## Directions for this task
It is required that all of the data be written out exactly.

Segment Start: Given records

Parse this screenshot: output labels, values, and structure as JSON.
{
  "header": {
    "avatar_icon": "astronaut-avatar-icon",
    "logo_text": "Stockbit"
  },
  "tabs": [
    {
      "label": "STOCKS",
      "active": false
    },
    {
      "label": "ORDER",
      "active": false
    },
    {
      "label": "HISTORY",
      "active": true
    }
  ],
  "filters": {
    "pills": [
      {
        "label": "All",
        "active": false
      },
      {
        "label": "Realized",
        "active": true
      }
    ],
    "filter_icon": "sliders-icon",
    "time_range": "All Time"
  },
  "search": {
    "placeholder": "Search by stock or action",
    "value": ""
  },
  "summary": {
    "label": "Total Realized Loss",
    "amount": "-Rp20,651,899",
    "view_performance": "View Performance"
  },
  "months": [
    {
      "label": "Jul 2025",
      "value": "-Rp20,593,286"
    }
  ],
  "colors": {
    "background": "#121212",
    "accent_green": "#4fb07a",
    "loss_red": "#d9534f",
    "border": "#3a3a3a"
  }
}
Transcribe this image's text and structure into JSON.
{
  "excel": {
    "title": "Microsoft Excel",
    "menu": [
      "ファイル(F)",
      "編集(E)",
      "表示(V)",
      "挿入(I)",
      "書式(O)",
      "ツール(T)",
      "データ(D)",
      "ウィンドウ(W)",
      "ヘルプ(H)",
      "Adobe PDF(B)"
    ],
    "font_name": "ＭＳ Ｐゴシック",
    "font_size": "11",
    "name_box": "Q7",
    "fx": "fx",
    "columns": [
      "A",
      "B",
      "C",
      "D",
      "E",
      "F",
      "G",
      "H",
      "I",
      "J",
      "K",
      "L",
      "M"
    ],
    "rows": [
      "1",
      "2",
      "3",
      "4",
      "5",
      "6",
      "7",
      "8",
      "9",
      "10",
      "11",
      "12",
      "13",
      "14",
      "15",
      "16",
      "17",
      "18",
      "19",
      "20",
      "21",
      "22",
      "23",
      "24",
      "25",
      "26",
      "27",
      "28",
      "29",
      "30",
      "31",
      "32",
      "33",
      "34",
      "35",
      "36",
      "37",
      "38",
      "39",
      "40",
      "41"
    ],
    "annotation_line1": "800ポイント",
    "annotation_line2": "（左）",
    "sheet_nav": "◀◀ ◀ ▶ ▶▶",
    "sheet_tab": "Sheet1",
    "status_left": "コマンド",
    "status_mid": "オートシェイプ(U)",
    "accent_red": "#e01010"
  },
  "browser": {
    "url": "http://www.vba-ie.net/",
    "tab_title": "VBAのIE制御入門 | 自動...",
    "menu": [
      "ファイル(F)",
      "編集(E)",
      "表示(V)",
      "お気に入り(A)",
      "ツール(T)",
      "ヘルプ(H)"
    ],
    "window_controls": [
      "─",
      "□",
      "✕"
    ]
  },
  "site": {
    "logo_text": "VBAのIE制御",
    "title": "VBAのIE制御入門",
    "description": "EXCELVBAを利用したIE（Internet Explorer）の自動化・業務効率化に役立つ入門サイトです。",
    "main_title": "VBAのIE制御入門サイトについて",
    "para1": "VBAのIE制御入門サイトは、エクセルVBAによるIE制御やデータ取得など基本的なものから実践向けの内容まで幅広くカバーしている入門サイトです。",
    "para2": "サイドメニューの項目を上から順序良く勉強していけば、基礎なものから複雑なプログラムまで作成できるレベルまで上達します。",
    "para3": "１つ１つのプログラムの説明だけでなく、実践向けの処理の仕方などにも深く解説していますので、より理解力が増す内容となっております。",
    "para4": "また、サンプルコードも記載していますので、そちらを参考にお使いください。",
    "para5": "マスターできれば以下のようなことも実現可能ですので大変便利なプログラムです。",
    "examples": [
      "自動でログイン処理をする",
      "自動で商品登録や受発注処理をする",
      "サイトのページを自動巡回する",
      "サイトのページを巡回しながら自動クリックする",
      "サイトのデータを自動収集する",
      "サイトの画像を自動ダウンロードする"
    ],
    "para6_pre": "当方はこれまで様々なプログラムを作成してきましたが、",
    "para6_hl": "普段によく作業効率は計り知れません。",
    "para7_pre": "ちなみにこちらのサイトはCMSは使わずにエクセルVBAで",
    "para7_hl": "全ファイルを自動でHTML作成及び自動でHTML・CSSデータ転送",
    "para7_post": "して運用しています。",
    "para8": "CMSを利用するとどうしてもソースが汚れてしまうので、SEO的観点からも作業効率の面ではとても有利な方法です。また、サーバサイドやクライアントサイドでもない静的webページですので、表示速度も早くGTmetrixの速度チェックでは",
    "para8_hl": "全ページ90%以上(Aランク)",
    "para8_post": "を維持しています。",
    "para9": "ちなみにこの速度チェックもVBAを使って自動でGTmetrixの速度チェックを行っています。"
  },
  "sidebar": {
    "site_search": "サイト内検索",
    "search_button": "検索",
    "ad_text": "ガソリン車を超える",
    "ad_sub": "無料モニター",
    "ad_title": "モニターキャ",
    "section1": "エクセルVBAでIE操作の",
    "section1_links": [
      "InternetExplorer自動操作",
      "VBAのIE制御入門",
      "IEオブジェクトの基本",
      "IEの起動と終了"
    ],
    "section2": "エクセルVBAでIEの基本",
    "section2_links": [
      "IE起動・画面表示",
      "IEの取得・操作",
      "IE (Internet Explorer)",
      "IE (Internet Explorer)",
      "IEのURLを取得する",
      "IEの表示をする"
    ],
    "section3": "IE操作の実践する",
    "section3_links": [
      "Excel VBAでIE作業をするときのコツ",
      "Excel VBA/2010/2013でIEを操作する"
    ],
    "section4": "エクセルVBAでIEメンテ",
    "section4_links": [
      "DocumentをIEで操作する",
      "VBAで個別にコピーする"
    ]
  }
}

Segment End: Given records

## Expected answer
Parse this screenshot: output labels, values, and structure as JSON.
{
  "header": {
    "avatar_icon": "astronaut-avatar-icon",
    "logo_text": "Stockbit"
  },
  "tabs": [
    {
      "label": "STOCKS",
      "active": false
    },
    {
      "label": "ORDER",
      "active": false
    },
    {
      "label": "HISTORY",
      "active": true
    }
  ],
  "filters": {
    "pills": [
      {
        "label": "All",
        "active": false
      },
      {
        "label": "Realized",
        "active": true
      }
    ],
    "filter_icon": "sliders-icon",
    "time_range": "All Time"
  },
  "search": {
    "placeholder": "Search by stock or action",
    "value": ""
  },
  "summary": {
    "label": "Total Realized Loss",
    "amount": "-Rp20,651,899",
    "view_performance": "View Performance"
  },
  "months": [
    {
      "label": "Jul 2025",
      "value": "-Rp20,593,286"
    }
  ],
  "colors": {
    "background": "#121212",
    "accent_green": "#4fb07a",
    "loss_red": "#d9534f",
    "border": "#3a3a3a"
  }
}
Transcribe this image's text and structure into JSON.
{
  "excel": {
    "title": "Microsoft Excel",
    "menu": [
      "ファイル(F)",
      "編集(E)",
      "表示(V)",
      "挿入(I)",
      "書式(O)",
      "ツール(T)",
      "データ(D)",
      "ウィンドウ(W)",
      "ヘルプ(H)",
      "Adobe PDF(B)"
    ],
    "font_name": "ＭＳ Ｐゴシック",
    "font_size": "11",
    "name_box": "Q7",
    "fx": "fx",
    "columns": [
      "A",
      "B",
      "C",
      "D",
      "E",
      "F",
      "G",
      "H",
      "I",
      "J",
      "K",
      "L",
      "M"
    ],
    "rows": [
      "1",
      "2",
      "3",
      "4",
      "5",
      "6",
      "7",
      "8",
      "9",
      "10",
      "11",
      "12",
      "13",
      "14",
      "15",
      "16",
      "17",
      "18",
      "19",
      "20",
      "21",
      "22",
      "23",
      "24",
      "25",
      "26",
      "27",
      "28",
      "29",
      "30",
      "31",
      "32",
      "33",
      "34",
      "35",
      "36",
      "37",
      "38",
      "39",
      "40",
      "41"
    ],
    "annotation_line1": "800ポイント",
    "annotation_line2": "（左）",
    "sheet_nav": "◀◀ ◀ ▶ ▶▶",
    "sheet_tab": "Sheet1",
    "status_left": "コマンド",
    "status_mid": "オートシェイプ(U)",
    "accent_red": "#e01010"
  },
  "browser": {
    "url": "http://www.vba-ie.net/",
    "tab_title": "VBAのIE制御入門 | 自動...",
    "menu": [
      "ファイル(F)",
      "編集(E)",
      "表示(V)",
      "お気に入り(A)",
      "ツール(T)",
      "ヘルプ(H)"
    ],
    "window_controls": [
      "─",
      "□",
      "✕"
    ]
  },
  "site": {
    "logo_text": "VBAのIE制御",
    "title": "VBAのIE制御入門",
    "description": "EXCELVBAを利用したIE（Internet Explorer）の自動化・業務効率化に役立つ入門サイトです。",
    "main_title": "VBAのIE制御入門サイトについて",
    "para1": "VBAのIE制御入門サイトは、エクセルVBAによるIE制御やデータ取得など基本的なものから実践向けの内容まで幅広くカバーしている入門サイトです。",
    "para2": "サイドメニューの項目を上から順序良く勉強していけば、基礎なものから複雑なプログラムまで作成できるレベルまで上達します。",
    "para3": "１つ１つのプログラムの説明だけでなく、実践向けの処理の仕方などにも深く解説していますので、より理解力が増す内容となっております。",
    "para4": "また、サンプルコードも記載していますので、そちらを参考にお使いください。",
    "para5": "マスターできれば以下のようなことも実現可能ですので大変便利なプログラムです。",
    "examples": [
      "自動でログイン処理をする",
      "自動で商品登録や受発注処理をする",
      "サイトのページを自動巡回する",
      "サイトのページを巡回しながら自動クリックする",
      "サイトのデータを自動収集する",
      "サイトの画像を自動ダウンロードする"
    ],
    "para6_pre": "当方はこれまで様々なプログラムを作成してきましたが、",
    "para6_hl": "普段によく作業効率は計り知れません。",
    "para7_pre": "ちなみにこちらのサイトはCMSは使わずにエクセルVBAで",
    "para7_hl": "全ファイルを自動でHTML作成及び自動でHTML・CSSデータ転送",
    "para7_post": "して運用しています。",
    "para8": "CMSを利用するとどうしてもソースが汚れてしまうので、SEO的観点からも作業効率の面ではとても有利な方法です。また、サーバサイドやクライアントサイドでもない静的webページですので、表示速度も早くGTmetrixの速度チェックでは",
    "para8_hl": "全ページ90%以上(Aランク)",
    "para8_post": "を維持しています。",
    "para9": "ちなみにこの速度チェックもVBAを使って自動でGTmetrixの速度チェックを行っています。"
  },
  "sidebar": {
    "site_search": "サイト内検索",
    "search_button": "検索",
    "ad_text": "ガソリン車を超える",
    "ad_sub": "無料モニター",
    "ad_title": "モニターキャ",
    "section1": "エクセルVBAでIE操作の",
    "section1_links": [
      "InternetExplorer自動操作",
      "VBAのIE制御入門",
      "IEオブジェクトの基本",
      "IEの起動と終了"
    ],
    "section2": "エクセルVBAでIEの基本",
    "section2_links": [
      "IE起動・画面表示",
      "IEの取得・操作",
      "IE (Internet Explorer)",
      "IE (Internet Explorer)",
      "IEのURLを取得する",
      "IEの表示をする"
    ],
    "section3": "IE操作の実践する",
    "section3_links": [
      "Excel VBAでIE作業をするときのコツ",
      "Excel VBA/2010/2013でIEを操作する"
    ],
    "section4": "エクセルVBAでIEメンテ",
    "section4_links": [
      "DocumentをIEで操作する",
      "VBAで個別にコピーする"
    ]
  }
}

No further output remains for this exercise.